Over at the Slovak Radio building, the heads of the seven parliamentary parties, with the conspicuous exception of Meciar, sit for a 90-minute television discussion about the results. Luptak, who looks like a crazed Slavic elf in a suit, babbles a stream-of-consciousness rap about the economy, temples pulsing and voice rising to a fever pitch. "What happened after November [1989]? First what happened? The [Parliament] deputies voted higher salaries for themselves. Then what happened? The deputies went to the factories and raised the salaries of the managers. Then what happened? They raised the salaries of bankers. Then they began to get jealous, so they raised their own salaries again. What kind of reform is that? What about the workers?"

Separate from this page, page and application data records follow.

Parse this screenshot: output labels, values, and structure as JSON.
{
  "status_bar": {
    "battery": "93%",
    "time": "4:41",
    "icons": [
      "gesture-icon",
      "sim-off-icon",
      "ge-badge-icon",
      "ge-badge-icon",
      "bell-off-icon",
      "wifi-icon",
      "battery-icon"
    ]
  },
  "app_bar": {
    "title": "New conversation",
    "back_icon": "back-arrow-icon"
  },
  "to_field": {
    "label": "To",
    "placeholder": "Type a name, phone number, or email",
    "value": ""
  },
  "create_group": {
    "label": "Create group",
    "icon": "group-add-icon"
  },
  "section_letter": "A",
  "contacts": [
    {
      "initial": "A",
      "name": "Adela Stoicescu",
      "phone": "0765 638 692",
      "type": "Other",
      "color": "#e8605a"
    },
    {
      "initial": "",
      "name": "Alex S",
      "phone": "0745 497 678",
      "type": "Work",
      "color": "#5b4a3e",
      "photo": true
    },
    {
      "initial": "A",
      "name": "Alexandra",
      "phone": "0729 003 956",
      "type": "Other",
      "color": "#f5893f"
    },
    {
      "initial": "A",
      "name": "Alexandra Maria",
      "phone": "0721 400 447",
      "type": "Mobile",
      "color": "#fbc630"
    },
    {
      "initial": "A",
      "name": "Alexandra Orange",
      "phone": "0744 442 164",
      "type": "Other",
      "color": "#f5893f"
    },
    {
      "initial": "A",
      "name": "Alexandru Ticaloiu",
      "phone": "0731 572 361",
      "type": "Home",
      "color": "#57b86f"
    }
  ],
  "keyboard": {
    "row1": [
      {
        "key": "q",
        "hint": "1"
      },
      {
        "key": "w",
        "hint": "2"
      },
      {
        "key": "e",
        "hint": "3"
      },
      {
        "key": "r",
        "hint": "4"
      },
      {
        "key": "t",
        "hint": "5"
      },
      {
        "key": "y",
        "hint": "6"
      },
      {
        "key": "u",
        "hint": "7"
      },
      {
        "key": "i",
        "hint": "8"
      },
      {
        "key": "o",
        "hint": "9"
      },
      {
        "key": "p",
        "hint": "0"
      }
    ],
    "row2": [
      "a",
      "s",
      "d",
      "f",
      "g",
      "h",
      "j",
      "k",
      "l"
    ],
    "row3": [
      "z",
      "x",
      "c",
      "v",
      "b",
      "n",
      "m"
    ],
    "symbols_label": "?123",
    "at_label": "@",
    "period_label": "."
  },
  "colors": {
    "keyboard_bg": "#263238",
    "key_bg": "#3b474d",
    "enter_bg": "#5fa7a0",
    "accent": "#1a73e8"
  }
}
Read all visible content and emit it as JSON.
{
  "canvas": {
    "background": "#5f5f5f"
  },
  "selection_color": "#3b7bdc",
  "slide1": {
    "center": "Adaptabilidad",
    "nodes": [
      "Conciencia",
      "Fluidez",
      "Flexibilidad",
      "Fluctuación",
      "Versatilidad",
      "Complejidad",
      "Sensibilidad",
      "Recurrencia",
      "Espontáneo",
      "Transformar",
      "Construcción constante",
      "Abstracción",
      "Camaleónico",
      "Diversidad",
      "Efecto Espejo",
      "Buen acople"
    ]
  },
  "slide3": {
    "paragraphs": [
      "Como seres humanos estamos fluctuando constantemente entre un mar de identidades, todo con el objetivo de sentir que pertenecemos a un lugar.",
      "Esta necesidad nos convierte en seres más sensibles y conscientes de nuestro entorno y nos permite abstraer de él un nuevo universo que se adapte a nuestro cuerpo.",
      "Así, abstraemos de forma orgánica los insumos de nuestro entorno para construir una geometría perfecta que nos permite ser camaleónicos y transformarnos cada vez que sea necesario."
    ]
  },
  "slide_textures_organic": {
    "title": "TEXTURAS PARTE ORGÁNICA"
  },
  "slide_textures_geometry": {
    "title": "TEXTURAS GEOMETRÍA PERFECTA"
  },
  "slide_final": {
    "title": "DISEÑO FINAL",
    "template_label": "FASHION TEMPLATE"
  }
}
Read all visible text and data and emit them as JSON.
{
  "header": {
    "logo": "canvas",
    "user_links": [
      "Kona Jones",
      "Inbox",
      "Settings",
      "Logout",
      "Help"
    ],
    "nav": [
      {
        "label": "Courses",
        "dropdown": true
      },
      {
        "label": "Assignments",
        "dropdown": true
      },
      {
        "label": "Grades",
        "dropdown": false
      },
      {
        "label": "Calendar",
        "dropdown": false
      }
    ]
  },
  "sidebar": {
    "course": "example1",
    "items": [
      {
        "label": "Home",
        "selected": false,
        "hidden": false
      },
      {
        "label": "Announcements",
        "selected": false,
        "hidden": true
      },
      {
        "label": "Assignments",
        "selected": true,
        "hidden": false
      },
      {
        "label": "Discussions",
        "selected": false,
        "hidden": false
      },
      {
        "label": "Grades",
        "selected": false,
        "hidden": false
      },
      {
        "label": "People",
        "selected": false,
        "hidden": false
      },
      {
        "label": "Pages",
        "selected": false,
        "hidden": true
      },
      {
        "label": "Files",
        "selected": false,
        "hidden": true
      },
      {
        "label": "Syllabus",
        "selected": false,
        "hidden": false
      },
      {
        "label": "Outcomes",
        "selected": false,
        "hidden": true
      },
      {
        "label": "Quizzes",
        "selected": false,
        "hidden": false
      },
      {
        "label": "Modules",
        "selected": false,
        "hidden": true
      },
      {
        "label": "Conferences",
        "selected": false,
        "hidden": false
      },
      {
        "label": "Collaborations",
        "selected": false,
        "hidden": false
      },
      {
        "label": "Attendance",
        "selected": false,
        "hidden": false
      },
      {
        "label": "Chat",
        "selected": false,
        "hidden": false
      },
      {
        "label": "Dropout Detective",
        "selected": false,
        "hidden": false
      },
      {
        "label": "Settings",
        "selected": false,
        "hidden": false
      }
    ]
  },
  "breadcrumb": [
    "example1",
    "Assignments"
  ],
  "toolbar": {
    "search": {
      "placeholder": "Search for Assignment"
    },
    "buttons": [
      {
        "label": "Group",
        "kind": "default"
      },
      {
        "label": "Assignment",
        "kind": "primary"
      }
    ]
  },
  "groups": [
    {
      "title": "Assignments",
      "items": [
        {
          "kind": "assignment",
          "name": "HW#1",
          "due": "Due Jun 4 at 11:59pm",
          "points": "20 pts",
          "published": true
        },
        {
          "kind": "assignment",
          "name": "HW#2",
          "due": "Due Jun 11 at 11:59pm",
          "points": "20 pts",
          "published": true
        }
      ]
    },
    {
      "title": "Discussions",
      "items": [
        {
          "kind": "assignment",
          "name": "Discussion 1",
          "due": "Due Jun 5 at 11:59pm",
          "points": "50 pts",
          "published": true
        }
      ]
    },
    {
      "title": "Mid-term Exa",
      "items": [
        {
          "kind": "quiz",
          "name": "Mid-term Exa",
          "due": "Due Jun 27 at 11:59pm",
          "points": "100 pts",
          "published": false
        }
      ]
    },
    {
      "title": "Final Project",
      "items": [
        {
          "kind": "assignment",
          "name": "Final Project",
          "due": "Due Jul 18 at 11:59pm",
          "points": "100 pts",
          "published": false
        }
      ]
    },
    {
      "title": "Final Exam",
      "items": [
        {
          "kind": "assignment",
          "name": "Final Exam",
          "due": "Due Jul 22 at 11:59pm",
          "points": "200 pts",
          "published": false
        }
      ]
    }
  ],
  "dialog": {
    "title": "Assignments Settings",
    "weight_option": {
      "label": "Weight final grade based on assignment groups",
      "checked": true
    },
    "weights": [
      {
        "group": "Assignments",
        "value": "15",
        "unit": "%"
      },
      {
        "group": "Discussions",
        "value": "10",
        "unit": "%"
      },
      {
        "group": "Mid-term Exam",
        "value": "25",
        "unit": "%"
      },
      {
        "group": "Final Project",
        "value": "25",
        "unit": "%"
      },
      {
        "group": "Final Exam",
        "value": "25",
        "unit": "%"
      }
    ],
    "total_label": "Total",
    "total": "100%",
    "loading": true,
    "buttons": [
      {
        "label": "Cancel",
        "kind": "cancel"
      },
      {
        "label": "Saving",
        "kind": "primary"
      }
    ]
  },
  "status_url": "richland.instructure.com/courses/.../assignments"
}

Journalists, and even some panelists, fight a losing battle to suppress laughter. Luckily, super-nationalist Slota interrupts the monologue to needle his nemesis, Bela Bugar of the Hungarian Christian Democratic Movement: "God saved us from you being in the government." Bugar suggests that perhaps God doesn't have a nationality.

After trying to get Luptak to explain his economic theories for 30 minutes (summary: "We need to revitalize the economy"), I talk to Christian Democrat leader Jan Carnogursky, the last true anti-Communist in Slovakia within spitting distance of power.

After opposing Meciar and everything he represents for the past four years, Carnogursky said he is now willing to join the victorious thug in a coalition. I ask why. "You have to understand," he pleads. "Slovakia needs a government."

© 1986-2004; All rights reserved.